[AVAILABLE RECORDS — start]
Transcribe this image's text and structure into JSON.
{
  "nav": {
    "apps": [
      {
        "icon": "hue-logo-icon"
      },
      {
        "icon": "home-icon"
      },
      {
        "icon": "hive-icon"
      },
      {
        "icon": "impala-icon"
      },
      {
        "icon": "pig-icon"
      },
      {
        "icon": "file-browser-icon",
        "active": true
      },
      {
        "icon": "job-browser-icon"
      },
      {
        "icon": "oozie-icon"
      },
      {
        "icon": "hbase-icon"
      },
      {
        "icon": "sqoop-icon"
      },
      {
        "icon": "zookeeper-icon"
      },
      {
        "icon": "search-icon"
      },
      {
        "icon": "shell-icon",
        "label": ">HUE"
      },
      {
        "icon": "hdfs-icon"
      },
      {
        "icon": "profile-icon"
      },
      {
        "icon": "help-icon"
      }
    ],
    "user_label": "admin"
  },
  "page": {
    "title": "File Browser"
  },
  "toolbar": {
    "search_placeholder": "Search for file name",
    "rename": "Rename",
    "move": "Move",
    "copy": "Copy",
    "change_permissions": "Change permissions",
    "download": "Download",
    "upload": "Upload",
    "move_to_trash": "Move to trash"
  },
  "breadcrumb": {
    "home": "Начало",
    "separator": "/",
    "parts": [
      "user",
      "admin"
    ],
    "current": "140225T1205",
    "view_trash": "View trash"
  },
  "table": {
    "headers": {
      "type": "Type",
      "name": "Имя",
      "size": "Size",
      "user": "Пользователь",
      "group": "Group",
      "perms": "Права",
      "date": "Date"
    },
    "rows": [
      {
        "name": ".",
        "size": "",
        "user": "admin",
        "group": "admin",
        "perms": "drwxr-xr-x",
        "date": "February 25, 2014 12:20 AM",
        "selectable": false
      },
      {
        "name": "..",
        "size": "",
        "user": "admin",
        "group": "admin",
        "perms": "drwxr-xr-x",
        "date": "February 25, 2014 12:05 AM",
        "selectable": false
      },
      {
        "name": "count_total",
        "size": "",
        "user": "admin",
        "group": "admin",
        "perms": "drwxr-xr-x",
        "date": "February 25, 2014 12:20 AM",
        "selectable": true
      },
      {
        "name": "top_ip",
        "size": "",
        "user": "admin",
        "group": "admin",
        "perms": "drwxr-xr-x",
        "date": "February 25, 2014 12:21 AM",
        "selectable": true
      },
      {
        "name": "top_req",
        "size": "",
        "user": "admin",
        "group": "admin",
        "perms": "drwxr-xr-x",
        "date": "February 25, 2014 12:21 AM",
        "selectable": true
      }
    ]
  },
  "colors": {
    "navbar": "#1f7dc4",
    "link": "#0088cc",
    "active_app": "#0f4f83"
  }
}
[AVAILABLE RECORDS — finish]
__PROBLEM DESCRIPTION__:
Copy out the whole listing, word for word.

__THE COMPLETED TASK__:
Transcribe this image's text and structure into JSON.
{
  "nav": {
    "apps": [
      {
        "icon": "hue-logo-icon"
      },
      {
        "icon": "home-icon"
      },
      {
        "icon": "hive-icon"
      },
      {
        "icon": "impala-icon"
      },
      {
        "icon": "pig-icon"
      },
      {
        "icon": "file-browser-icon",
        "active": true
      },
      {
        "icon": "job-browser-icon"
      },
      {
        "icon": "oozie-icon"
      },
      {
        "icon": "hbase-icon"
      },
      {
        "icon": "sqoop-icon"
      },
      {
        "icon": "zookeeper-icon"
      },
      {
        "icon": "search-icon"
      },
      {
        "icon": "shell-icon",
        "label": ">HUE"
      },
      {
        "icon": "hdfs-icon"
      },
      {
        "icon": "profile-icon"
      },
      {
        "icon": "help-icon"
      }
    ],
    "user_label": "admin"
  },
  "page": {
    "title": "File Browser"
  },
  "toolbar": {
    "search_placeholder": "Search for file name",
    "rename": "Rename",
    "move": "Move",
    "copy": "Copy",
    "change_permissions": "Change permissions",
    "download": "Download",
    "upload": "Upload",
    "move_to_trash": "Move to trash"
  },
  "breadcrumb": {
    "home": "Начало",
    "separator": "/",
    "parts": [
      "user",
      "admin"
    ],
    "current": "140225T1205",
    "view_trash": "View trash"
  },
  "table": {
    "headers": {
      "type": "Type",
      "name": "Имя",
      "size": "Size",
      "user": "Пользователь",
      "group": "Group",
      "perms": "Права",
      "date": "Date"
    },
    "rows": [
      {
        "name": ".",
        "size": "",
        "user": "admin",
        "group": "admin",
        "perms": "drwxr-xr-x",
        "date": "February 25, 2014 12:20 AM",
        "selectable": false
      },
      {
        "name": "..",
        "size": "",
        "user": "admin",
        "group": "admin",
        "perms": "drwxr-xr-x",
        "date": "February 25, 2014 12:05 AM",
        "selectable": false
      },
      {
        "name": "count_total",
        "size": "",
        "user": "admin",
        "group": "admin",
        "perms": "drwxr-xr-x",
        "date": "February 25, 2014 12:20 AM",
        "selectable": true
      },
      {
        "name": "top_ip",
        "size": "",
        "user": "admin",
        "group": "admin",
        "perms": "drwxr-xr-x",
        "date": "February 25, 2014 12:21 AM",
        "selectable": true
      },
      {
        "name": "top_req",
        "size": "",
        "user": "admin",
        "group": "admin",
        "perms": "drwxr-xr-x",
        "date": "February 25, 2014 12:21 AM",
        "selectable": true
      }
    ]
  },
  "colors": {
    "navbar": "#1f7dc4",
    "link": "#0088cc",
    "active_app": "#0f4f83"
  }
}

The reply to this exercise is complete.